Data records for software interfaces
^^^^^^^^

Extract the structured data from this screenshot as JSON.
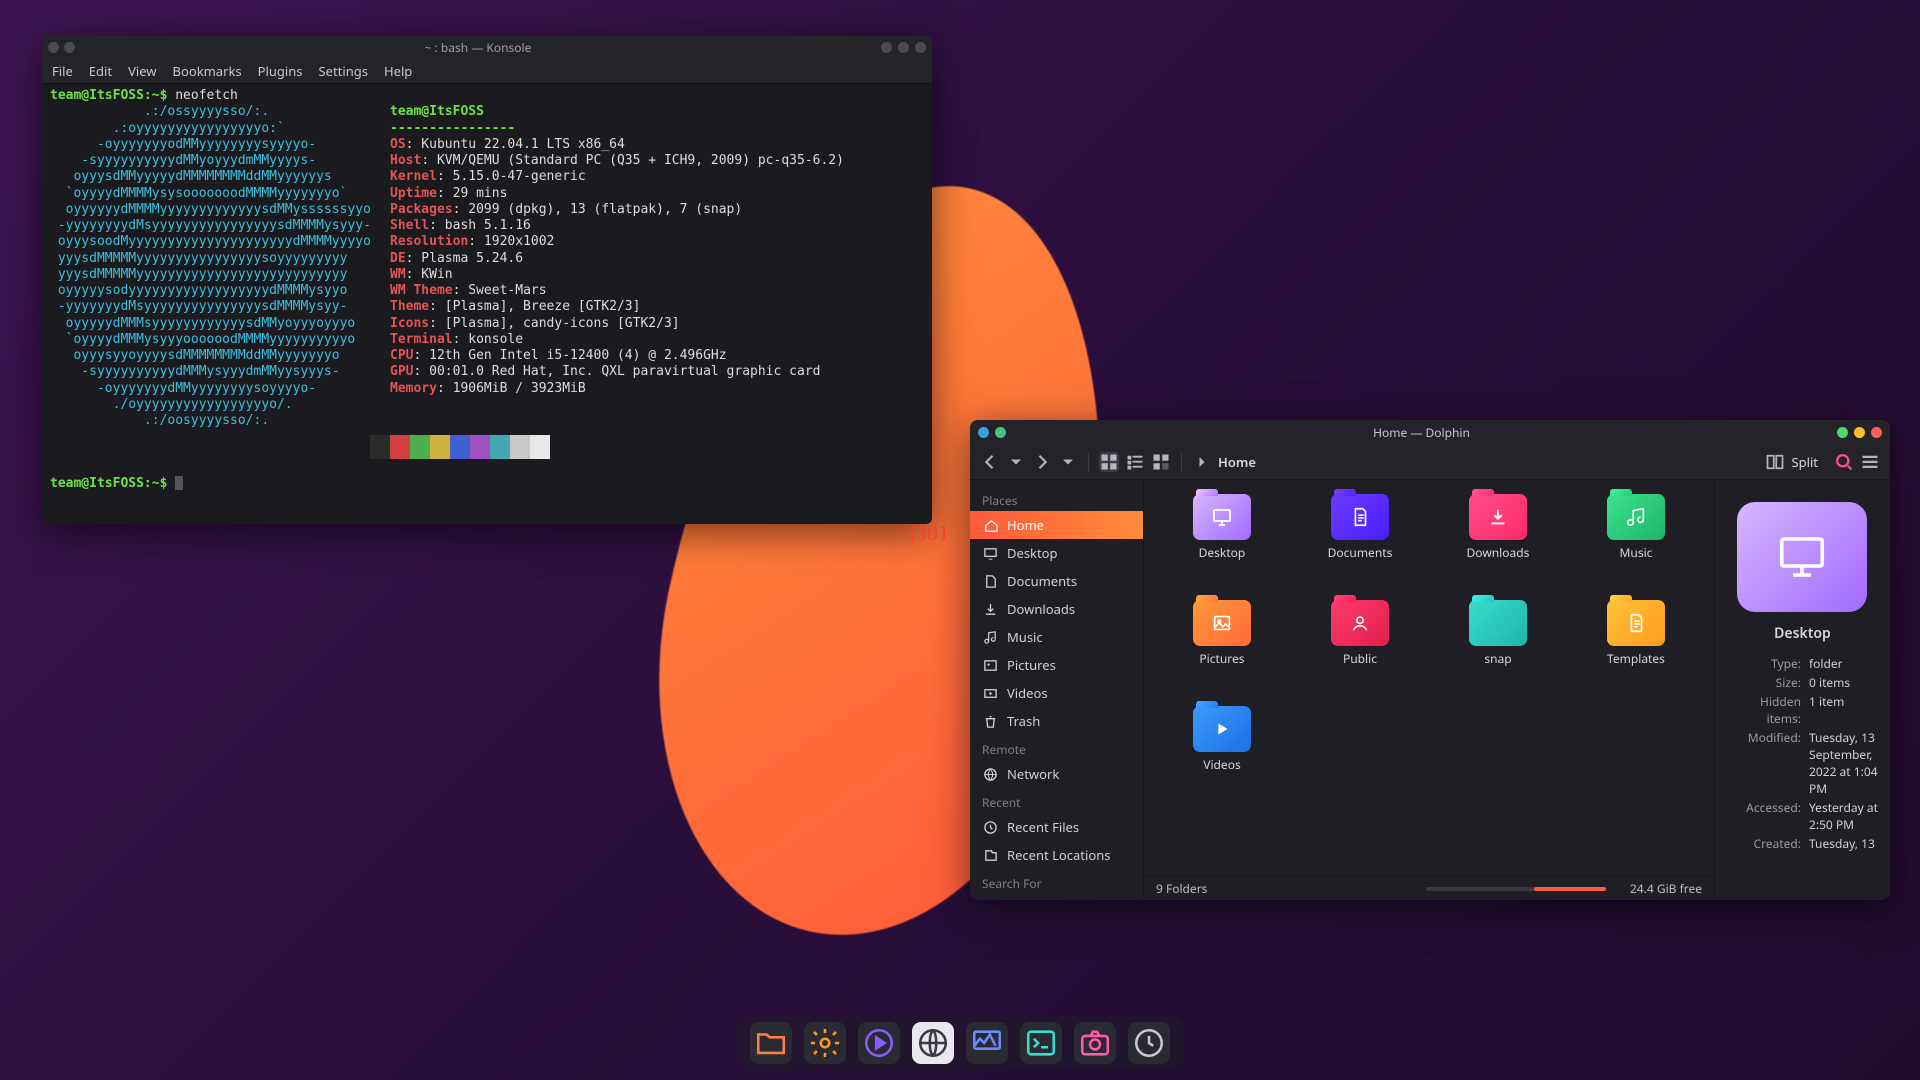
{
  "watermark_text": "j301",
  "konsole": {
    "title": "~ : bash — Konsole",
    "menu": [
      "File",
      "Edit",
      "View",
      "Bookmarks",
      "Plugins",
      "Settings",
      "Help"
    ],
    "prompt": "team@ItsFOSS:~$",
    "command": "neofetch",
    "logo_lines": [
      "            .:/ossyyyysso/:.",
      "        .:oyyyyyyyyyyyyyyyyo:`",
      "      -oyyyyyyyodMMyyyyyyyysyyyyo-",
      "    -syyyyyyyyyydMMyoyyydmMMyyyys-",
      "   oyyysdMMyyyyydMMMMMMMMddMMyyyyyys",
      "  `oyyyydMMMMysysooooooodMMMMyyyyyyyo`",
      "  oyyyyyydMMMMyyyyyyyyyyyyysdMMyssssssyyo",
      " -yyyyyyyydMsyyyyyyyyyyyyyyyysdMMMMysyyy-",
      " oyyysoodMyyyyyyyyyyyyyyyyyyyyydMMMMyyyyo",
      " yyysdMMMMMyyyyyyyyyyyyyyyysoyyyyyyyyy",
      " yyysdMMMMMyyyyyyyyyyyyyyyyyyyyyyyyyyy",
      " oyyyyysodyyyyyyyyyyyyyyyyyydMMMMysyyo",
      " -yyyyyyydMsyyyyyyyyyyyyyyysdMMMMysyy-",
      "  oyyyyydMMMsyyyyyyyyyyyysdMMyoyyyoyyyo",
      "  `oyyyydMMMysyyyoooooodMMMMyyyyyyyyyyo",
      "   oyyysyyoyyyysdMMMMMMMMddMMyyyyyyyo",
      "    -syyyyyyyyyydMMMysyyydmMMyysyyys-",
      "      -oyyyyyyydMMyyyyyyyysoyyyyo-",
      "        ./oyyyyyyyyyyyyyyyyyo/.",
      "            .:/oosyyyysso/:."
    ],
    "info": [
      {
        "label": "team@ItsFOSS",
        "value": ""
      },
      {
        "label": "----------------",
        "value": ""
      },
      {
        "label": "OS",
        "value": "Kubuntu 22.04.1 LTS x86_64"
      },
      {
        "label": "Host",
        "value": "KVM/QEMU (Standard PC (Q35 + ICH9, 2009) pc-q35-6.2)"
      },
      {
        "label": "Kernel",
        "value": "5.15.0-47-generic"
      },
      {
        "label": "Uptime",
        "value": "29 mins"
      },
      {
        "label": "Packages",
        "value": "2099 (dpkg), 13 (flatpak), 7 (snap)"
      },
      {
        "label": "Shell",
        "value": "bash 5.1.16"
      },
      {
        "label": "Resolution",
        "value": "1920x1002"
      },
      {
        "label": "DE",
        "value": "Plasma 5.24.6"
      },
      {
        "label": "WM",
        "value": "KWin"
      },
      {
        "label": "WM Theme",
        "value": "Sweet-Mars"
      },
      {
        "label": "Theme",
        "value": "[Plasma], Breeze [GTK2/3]"
      },
      {
        "label": "Icons",
        "value": "[Plasma], candy-icons [GTK2/3]"
      },
      {
        "label": "Terminal",
        "value": "konsole"
      },
      {
        "label": "CPU",
        "value": "12th Gen Intel i5-12400 (4) @ 2.496GHz"
      },
      {
        "label": "GPU",
        "value": "00:01.0 Red Hat, Inc. QXL paravirtual graphic card"
      },
      {
        "label": "Memory",
        "value": "1906MiB / 3923MiB"
      }
    ],
    "swatches": [
      "#2a2a2a",
      "#d04040",
      "#4cb04c",
      "#d0b040",
      "#4060d0",
      "#a050c0",
      "#40a8b0",
      "#c8c8c8",
      "#e8e8e8"
    ],
    "prompt2": "team@ItsFOSS:~$"
  },
  "dolphin": {
    "title": "Home — Dolphin",
    "tl_dots": [
      "#3aa0e0",
      "#46c27a"
    ],
    "tr_dots": [
      "#4cd964",
      "#ffbd2e",
      "#ff5f56"
    ],
    "crumb": "Home",
    "split_label": "Split",
    "sidebar": {
      "places_heading": "Places",
      "places": [
        "Home",
        "Desktop",
        "Documents",
        "Downloads",
        "Music",
        "Pictures",
        "Videos",
        "Trash"
      ],
      "remote_heading": "Remote",
      "remote": [
        "Network"
      ],
      "recent_heading": "Recent",
      "recent": [
        "Recent Files",
        "Recent Locations"
      ],
      "search_heading": "Search For"
    },
    "folders": [
      {
        "name": "Desktop",
        "color1": "#d8b5ff",
        "color2": "#a06bff",
        "glyph": "monitor"
      },
      {
        "name": "Documents",
        "color1": "#6a3cff",
        "color2": "#4a1cff",
        "glyph": "doc"
      },
      {
        "name": "Downloads",
        "color1": "#ff4d8d",
        "color2": "#ff2a68",
        "glyph": "download"
      },
      {
        "name": "Music",
        "color1": "#3be28c",
        "color2": "#1fb567",
        "glyph": "music"
      },
      {
        "name": "Pictures",
        "color1": "#ff9a3a",
        "color2": "#ff6a3a",
        "glyph": "image"
      },
      {
        "name": "Public",
        "color1": "#ff3a6b",
        "color2": "#e01f4f",
        "glyph": "user"
      },
      {
        "name": "snap",
        "color1": "#3adbd0",
        "color2": "#1fb5ab",
        "glyph": "none"
      },
      {
        "name": "Templates",
        "color1": "#ffc23a",
        "color2": "#ff9a1f",
        "glyph": "doc"
      },
      {
        "name": "Videos",
        "color1": "#3a9bff",
        "color2": "#1f6fe0",
        "glyph": "play"
      }
    ],
    "status": {
      "count": "9 Folders",
      "free": "24.4 GiB free"
    },
    "info": {
      "name": "Desktop",
      "rows": [
        {
          "k": "Type:",
          "v": "folder"
        },
        {
          "k": "Size:",
          "v": "0 items"
        },
        {
          "k": "Hidden items:",
          "v": "1 item"
        },
        {
          "k": "Modified:",
          "v": "Tuesday, 13 September, 2022 at 1:04 PM"
        },
        {
          "k": "Accessed:",
          "v": "Yesterday at 2:50 PM"
        },
        {
          "k": "Created:",
          "v": "Tuesday, 13"
        }
      ]
    }
  },
  "dock": [
    {
      "name": "files",
      "bg": "#2a2a32",
      "color": "#ff7d4a"
    },
    {
      "name": "settings",
      "bg": "#2a2a32",
      "color": "#ff9a1f"
    },
    {
      "name": "media",
      "bg": "#2a2a32",
      "color": "#8a5cff"
    },
    {
      "name": "browser",
      "bg": "#e8e8ee",
      "color": "#3a3a42"
    },
    {
      "name": "monitor",
      "bg": "#2a2a32",
      "color": "#6a8aff"
    },
    {
      "name": "terminal",
      "bg": "#2a2a32",
      "color": "#3adbd0"
    },
    {
      "name": "screenshot",
      "bg": "#2a2a32",
      "color": "#ff5aa5"
    },
    {
      "name": "clock",
      "bg": "#2a2a32",
      "color": "#c8c8ce"
    }
  ]
}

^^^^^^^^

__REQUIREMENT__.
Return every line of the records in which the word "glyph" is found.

__TASK RESULT__.
        "glyph": "monitor"
        "glyph": "doc"
        "glyph": "download"
        "glyph": "music"
        "glyph": "image"
        "glyph": "user"
        "glyph": "none"
        "glyph": "doc"
        "glyph": "play"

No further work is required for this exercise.